**Data shown:**
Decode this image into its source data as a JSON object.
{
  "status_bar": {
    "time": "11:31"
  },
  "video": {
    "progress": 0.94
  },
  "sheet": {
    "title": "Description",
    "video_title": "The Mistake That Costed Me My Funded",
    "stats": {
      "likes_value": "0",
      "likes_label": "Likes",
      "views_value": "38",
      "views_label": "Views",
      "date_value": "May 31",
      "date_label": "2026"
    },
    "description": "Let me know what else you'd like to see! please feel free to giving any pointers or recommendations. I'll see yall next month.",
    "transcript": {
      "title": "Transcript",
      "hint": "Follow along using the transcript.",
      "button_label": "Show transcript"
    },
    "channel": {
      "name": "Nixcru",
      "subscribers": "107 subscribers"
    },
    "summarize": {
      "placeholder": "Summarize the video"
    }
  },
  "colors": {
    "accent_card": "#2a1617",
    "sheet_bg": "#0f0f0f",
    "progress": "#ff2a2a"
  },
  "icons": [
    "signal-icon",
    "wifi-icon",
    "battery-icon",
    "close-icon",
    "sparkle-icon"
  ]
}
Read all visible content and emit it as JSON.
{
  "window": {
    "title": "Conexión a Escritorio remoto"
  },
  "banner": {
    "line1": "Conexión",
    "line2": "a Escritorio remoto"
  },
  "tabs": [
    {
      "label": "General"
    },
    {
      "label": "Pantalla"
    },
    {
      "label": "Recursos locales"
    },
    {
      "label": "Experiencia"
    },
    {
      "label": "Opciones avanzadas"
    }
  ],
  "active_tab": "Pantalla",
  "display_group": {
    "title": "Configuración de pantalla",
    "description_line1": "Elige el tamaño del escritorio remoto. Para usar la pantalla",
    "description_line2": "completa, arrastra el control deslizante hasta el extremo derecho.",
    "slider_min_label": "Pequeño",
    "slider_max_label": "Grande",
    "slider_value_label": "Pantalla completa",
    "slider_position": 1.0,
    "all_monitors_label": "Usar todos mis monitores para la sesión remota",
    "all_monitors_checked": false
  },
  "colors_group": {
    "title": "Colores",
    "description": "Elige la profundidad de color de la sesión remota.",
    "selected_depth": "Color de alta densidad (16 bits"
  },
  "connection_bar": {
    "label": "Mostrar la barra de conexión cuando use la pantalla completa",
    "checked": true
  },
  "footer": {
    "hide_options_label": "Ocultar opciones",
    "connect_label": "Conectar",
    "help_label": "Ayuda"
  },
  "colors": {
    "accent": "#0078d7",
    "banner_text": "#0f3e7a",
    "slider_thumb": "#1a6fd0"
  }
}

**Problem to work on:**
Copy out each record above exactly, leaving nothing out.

**Response area:**
Decode this image into its source data as a JSON object.
{
  "status_bar": {
    "time": "11:31"
  },
  "video": {
    "progress": 0.94
  },
  "sheet": {
    "title": "Description",
    "video_title": "The Mistake That Costed Me My Funded",
    "stats": {
      "likes_value": "0",
      "likes_label": "Likes",
      "views_value": "38",
      "views_label": "Views",
      "date_value": "May 31",
      "date_label": "2026"
    },
    "description": "Let me know what else you'd like to see! please feel free to giving any pointers or recommendations. I'll see yall next month.",
    "transcript": {
      "title": "Transcript",
      "hint": "Follow along using the transcript.",
      "button_label": "Show transcript"
    },
    "channel": {
      "name": "Nixcru",
      "subscribers": "107 subscribers"
    },
    "summarize": {
      "placeholder": "Summarize the video"
    }
  },
  "colors": {
    "accent_card": "#2a1617",
    "sheet_bg": "#0f0f0f",
    "progress": "#ff2a2a"
  },
  "icons": [
    "signal-icon",
    "wifi-icon",
    "battery-icon",
    "close-icon",
    "sparkle-icon"
  ]
}
Read all visible content and emit it as JSON.
{
  "window": {
    "title": "Conexión a Escritorio remoto"
  },
  "banner": {
    "line1": "Conexión",
    "line2": "a Escritorio remoto"
  },
  "tabs": [
    {
      "label": "General"
    },
    {
      "label": "Pantalla"
    },
    {
      "label": "Recursos locales"
    },
    {
      "label": "Experiencia"
    },
    {
      "label": "Opciones avanzadas"
    }
  ],
  "active_tab": "Pantalla",
  "display_group": {
    "title": "Configuración de pantalla",
    "description_line1": "Elige el tamaño del escritorio remoto. Para usar la pantalla",
    "description_line2": "completa, arrastra el control deslizante hasta el extremo derecho.",
    "slider_min_label": "Pequeño",
    "slider_max_label": "Grande",
    "slider_value_label": "Pantalla completa",
    "slider_position": 1.0,
    "all_monitors_label": "Usar todos mis monitores para la sesión remota",
    "all_monitors_checked": false
  },
  "colors_group": {
    "title": "Colores",
    "description": "Elige la profundidad de color de la sesión remota.",
    "selected_depth": "Color de alta densidad (16 bits"
  },
  "connection_bar": {
    "label": "Mostrar la barra de conexión cuando use la pantalla completa",
    "checked": true
  },
  "footer": {
    "hide_options_label": "Ocultar opciones",
    "connect_label": "Conectar",
    "help_label": "Ayuda"
  },
  "colors": {
    "accent": "#0078d7",
    "banner_text": "#0f3e7a",
    "slider_thumb": "#1a6fd0"
  }
}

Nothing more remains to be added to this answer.